#### RECORDS SHOWN

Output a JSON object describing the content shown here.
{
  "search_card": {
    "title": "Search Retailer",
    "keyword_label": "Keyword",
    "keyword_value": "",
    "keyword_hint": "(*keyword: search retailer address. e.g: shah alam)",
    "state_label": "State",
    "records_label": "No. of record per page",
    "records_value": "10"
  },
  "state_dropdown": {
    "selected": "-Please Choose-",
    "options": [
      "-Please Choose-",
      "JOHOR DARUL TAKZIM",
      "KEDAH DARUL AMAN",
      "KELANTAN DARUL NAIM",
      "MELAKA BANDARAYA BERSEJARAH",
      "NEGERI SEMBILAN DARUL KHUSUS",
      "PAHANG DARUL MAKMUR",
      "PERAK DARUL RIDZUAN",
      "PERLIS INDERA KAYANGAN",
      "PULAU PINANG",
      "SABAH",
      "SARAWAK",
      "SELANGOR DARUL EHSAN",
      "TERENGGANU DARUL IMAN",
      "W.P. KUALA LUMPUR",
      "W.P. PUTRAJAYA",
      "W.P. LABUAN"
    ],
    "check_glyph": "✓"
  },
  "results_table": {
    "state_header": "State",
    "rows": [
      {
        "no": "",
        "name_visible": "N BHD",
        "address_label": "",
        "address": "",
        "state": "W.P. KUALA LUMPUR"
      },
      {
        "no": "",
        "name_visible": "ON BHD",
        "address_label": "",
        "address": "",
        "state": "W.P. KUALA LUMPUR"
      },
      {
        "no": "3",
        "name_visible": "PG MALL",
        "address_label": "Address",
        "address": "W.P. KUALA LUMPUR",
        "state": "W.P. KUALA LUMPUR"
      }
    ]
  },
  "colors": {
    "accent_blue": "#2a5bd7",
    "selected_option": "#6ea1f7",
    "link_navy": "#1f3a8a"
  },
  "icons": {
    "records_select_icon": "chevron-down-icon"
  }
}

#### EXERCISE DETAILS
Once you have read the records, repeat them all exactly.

#### RESULT OF THIS EXERCISE
Output a JSON object describing the content shown here.
{
  "search_card": {
    "title": "Search Retailer",
    "keyword_label": "Keyword",
    "keyword_value": "",
    "keyword_hint": "(*keyword: search retailer address. e.g: shah alam)",
    "state_label": "State",
    "records_label": "No. of record per page",
    "records_value": "10"
  },
  "state_dropdown": {
    "selected": "-Please Choose-",
    "options": [
      "-Please Choose-",
      "JOHOR DARUL TAKZIM",
      "KEDAH DARUL AMAN",
      "KELANTAN DARUL NAIM",
      "MELAKA BANDARAYA BERSEJARAH",
      "NEGERI SEMBILAN DARUL KHUSUS",
      "PAHANG DARUL MAKMUR",
      "PERAK DARUL RIDZUAN",
      "PERLIS INDERA KAYANGAN",
      "PULAU PINANG",
      "SABAH",
      "SARAWAK",
      "SELANGOR DARUL EHSAN",
      "TERENGGANU DARUL IMAN",
      "W.P. KUALA LUMPUR",
      "W.P. PUTRAJAYA",
      "W.P. LABUAN"
    ],
    "check_glyph": "✓"
  },
  "results_table": {
    "state_header": "State",
    "rows": [
      {
        "no": "",
        "name_visible": "N BHD",
        "address_label": "",
        "address": "",
        "state": "W.P. KUALA LUMPUR"
      },
      {
        "no": "",
        "name_visible": "ON BHD",
        "address_label": "",
        "address": "",
        "state": "W.P. KUALA LUMPUR"
      },
      {
        "no": "3",
        "name_visible": "PG MALL",
        "address_label": "Address",
        "address": "W.P. KUALA LUMPUR",
        "state": "W.P. KUALA LUMPUR"
      }
    ]
  },
  "colors": {
    "accent_blue": "#2a5bd7",
    "selected_option": "#6ea1f7",
    "link_navy": "#1f3a8a"
  },
  "icons": {
    "records_select_icon": "chevron-down-icon"
  }
}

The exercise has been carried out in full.